A word-for-word repeat of all the data is the goal.

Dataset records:
= = = = = = =

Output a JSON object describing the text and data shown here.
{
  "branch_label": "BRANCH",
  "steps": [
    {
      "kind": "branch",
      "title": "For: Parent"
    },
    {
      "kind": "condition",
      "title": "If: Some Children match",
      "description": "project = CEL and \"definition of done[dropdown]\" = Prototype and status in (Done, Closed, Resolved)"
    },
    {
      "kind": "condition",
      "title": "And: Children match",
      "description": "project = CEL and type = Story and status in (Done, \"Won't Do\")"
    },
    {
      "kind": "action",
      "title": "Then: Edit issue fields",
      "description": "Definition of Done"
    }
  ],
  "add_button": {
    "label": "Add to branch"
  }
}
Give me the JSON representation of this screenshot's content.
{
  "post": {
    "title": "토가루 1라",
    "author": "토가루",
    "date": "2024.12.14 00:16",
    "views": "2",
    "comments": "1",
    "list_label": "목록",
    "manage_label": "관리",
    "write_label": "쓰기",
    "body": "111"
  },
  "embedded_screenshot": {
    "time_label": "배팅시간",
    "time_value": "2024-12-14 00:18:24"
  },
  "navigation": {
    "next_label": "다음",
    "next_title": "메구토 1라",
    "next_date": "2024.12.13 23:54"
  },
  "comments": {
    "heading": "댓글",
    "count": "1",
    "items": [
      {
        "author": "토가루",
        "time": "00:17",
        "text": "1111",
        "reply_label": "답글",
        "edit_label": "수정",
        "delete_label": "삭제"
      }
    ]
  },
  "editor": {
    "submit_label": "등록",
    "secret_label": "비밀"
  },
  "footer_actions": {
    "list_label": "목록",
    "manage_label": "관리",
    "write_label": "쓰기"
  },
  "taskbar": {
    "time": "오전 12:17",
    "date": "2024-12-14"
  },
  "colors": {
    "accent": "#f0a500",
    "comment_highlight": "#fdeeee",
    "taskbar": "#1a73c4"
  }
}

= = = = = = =

Completed exercise:
Output a JSON object describing the text and data shown here.
{
  "branch_label": "BRANCH",
  "steps": [
    {
      "kind": "branch",
      "title": "For: Parent"
    },
    {
      "kind": "condition",
      "title": "If: Some Children match",
      "description": "project = CEL and \"definition of done[dropdown]\" = Prototype and status in (Done, Closed, Resolved)"
    },
    {
      "kind": "condition",
      "title": "And: Children match",
      "description": "project = CEL and type = Story and status in (Done, \"Won't Do\")"
    },
    {
      "kind": "action",
      "title": "Then: Edit issue fields",
      "description": "Definition of Done"
    }
  ],
  "add_button": {
    "label": "Add to branch"
  }
}
Give me the JSON representation of this screenshot's content.
{
  "post": {
    "title": "토가루 1라",
    "author": "토가루",
    "date": "2024.12.14 00:16",
    "views": "2",
    "comments": "1",
    "list_label": "목록",
    "manage_label": "관리",
    "write_label": "쓰기",
    "body": "111"
  },
  "embedded_screenshot": {
    "time_label": "배팅시간",
    "time_value": "2024-12-14 00:18:24"
  },
  "navigation": {
    "next_label": "다음",
    "next_title": "메구토 1라",
    "next_date": "2024.12.13 23:54"
  },
  "comments": {
    "heading": "댓글",
    "count": "1",
    "items": [
      {
        "author": "토가루",
        "time": "00:17",
        "text": "1111",
        "reply_label": "답글",
        "edit_label": "수정",
        "delete_label": "삭제"
      }
    ]
  },
  "editor": {
    "submit_label": "등록",
    "secret_label": "비밀"
  },
  "footer_actions": {
    "list_label": "목록",
    "manage_label": "관리",
    "write_label": "쓰기"
  },
  "taskbar": {
    "time": "오전 12:17",
    "date": "2024-12-14"
  },
  "colors": {
    "accent": "#f0a500",
    "comment_highlight": "#fdeeee",
    "taskbar": "#1a73c4"
  }
}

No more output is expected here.